Skip Navigation Links   
NOAA logo - Click to go to the NOAA homepage National Weather Service   NWS logo - Click to go to the NWS homepage
National Hurricane Center
Local forecast by
"City, St" or "ZIP"

Alternate Formats
   Text     |   Mobile
   Email   |   RSS XML/RSS logo
   About Alternates
Cyclone Forecasts
   Latest Advisory
   Past Advisories
   About Advisories
Marine Forecasts
   Atlantic & E Pacific
   Gridded Marine
   About Marine
Tools & Data
   Satellite | Radar
   Analysis Tools
   Aircraft Recon
   GIS Datasets
   Data Archive
   Forecast Accuracy
Outreach & Education
   Storm Surge
   About Cyclones
   Cyclone Names
   Wind Scale
   Most Extreme
   Forecast Models
   Glossary | Acronyms
   Frequent Questions
Our Organization
   About NHC
   Mission & Vision
   Staff | Q&A
   Visitors | Virtual Tour
   Library Branch
   NCEP | Newsletter
Contact Us
Follow the National Hurricane Center on Facebook Follow the National Hurricane Center on Twitter
Subscribe the National Hurricane Center on YouTube Read the National Hurricane Center Inside the Eye blog on WordPress is the U.S. Government's official Web portal to all Federal, state and local government Web resources and services.

Hurricane CRISTOBAL Forecast Discussion

Home   Public Adv   Fcst Adv   Discussion   Wind Probs   Graphics   Archive  

WTNT44 KNHC 280232

1100 PM AST WED AUG 27 2014

Cristobal has a fairly circular area of deep convection over the
estimated low-level center, with cloud tops occasionally to -70 deg
C.  The initial intensity is kept at 65 kt, in agreement with a
Dvorak estimate from TAFB.  The symmetric appearance of the cloud
pattern suggests that vertical shear has not yet become very
strong, but the latest SHIPS guidance indicates a significant
increase in shear in 18-24 hours.  The hurricane could strengthen
some over the next day or two as a tropical cyclone, or due to
baroclinic processes.  The official intensity forecast is close to
the intensity model consensus through 36 hours, and a little above
it thereafter. Extratropical transition is likely to have occurred
by 48 hours since the global models depict the system as fully
embedded within a frontal zone by that time. Post-tropical Cristobal
is likely to be an intense extratropical cyclone with winds to
hurricane force over the north Atlantic in a couple of days.

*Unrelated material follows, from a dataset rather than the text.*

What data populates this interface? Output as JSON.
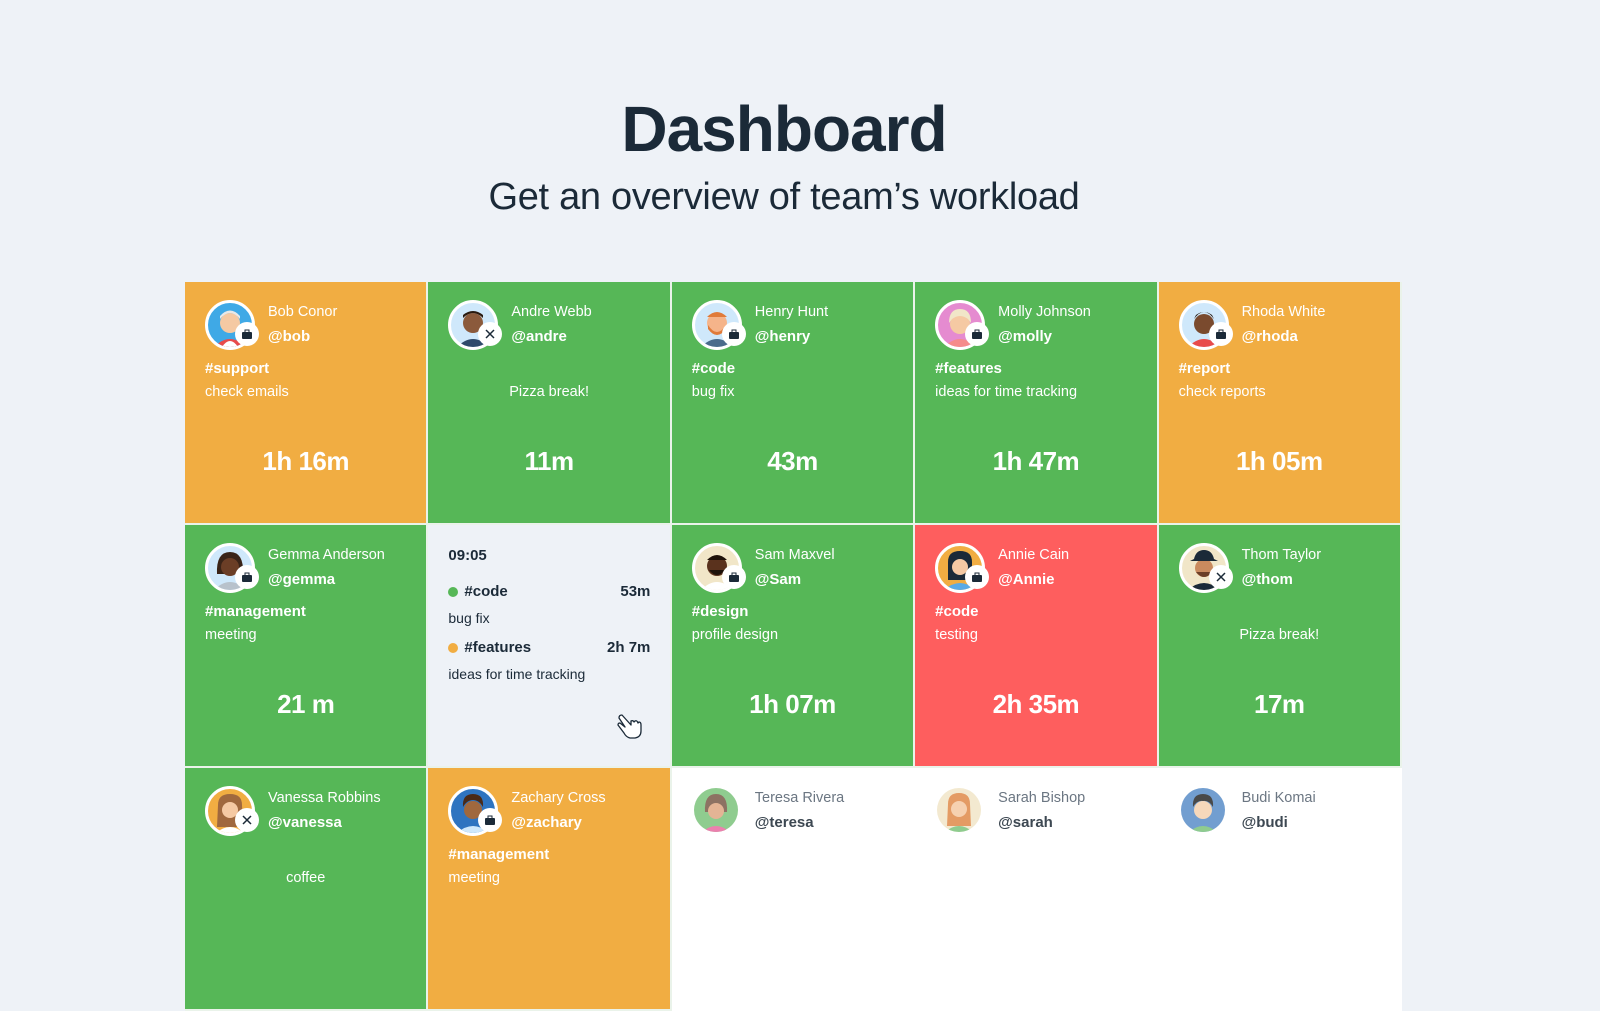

The hurricane is beginning to accelerate northeastward, and the
motion estimate is 050/17.  The track forecast is unchanged from
the previous advisory.  Cristobal is currently rounding the
northwestern periphery of a subtropical anticyclone over the
west-central Atlantic.  A mid-latitude shortwave trough to the
northwest of the hurricane should cause the hurricane, or its
post-tropical counterpart, to accelerate further and move into the
higher-latitude westerlies.  The official forecast track is in good
agreement with the multi-model consensus TVCA.

The track, intensity and wind structure forecasts have been
coordinated with the Ocean Prediction Center.


INIT  28/0300Z 34.1N  69.9W   65 KT  75 MPH
 12H  28/1200Z 36.1N  66.6W   65 KT  75 MPH
 24H  29/0000Z 39.3N  59.6W   70 KT  80 MPH
 36H  29/1200Z 43.4N  51.5W   75 KT  85 MPH
 48H  30/0000Z 47.5N  44.5W   70 KT  80 MPH...POST-TROP/EXTRATROP
 72H  31/0000Z 56.0N  32.0W   65 KT  75 MPH...POST-TROP/EXTRATROP
 96H  01/0000Z 62.5N  25.0W   50 KT  60 MPH...POST-TROP/EXTRATROP
120H  02/0000Z...ABSORBED

Forecaster Pasch

Quick Navigation Links:
Tropical Cyclone Forecasts  -  Tropical Marine Forecasts  -  Data Archive
Outreach  -  Prepare  -  About Cyclones  -  About NHC  -  Contact Us

NOAA/ National Weather Service
National Centers for Environmental Prediction
National Hurricane Center
11691 SW 17th Street
Miami, Florida 33165 USA
Information Quality
Privacy Policy
Freedom of Information Act (FOIA)
About Us
Career Opportunities
Page last modified: Thursday, 28-Aug-2014 02:32:57 UTC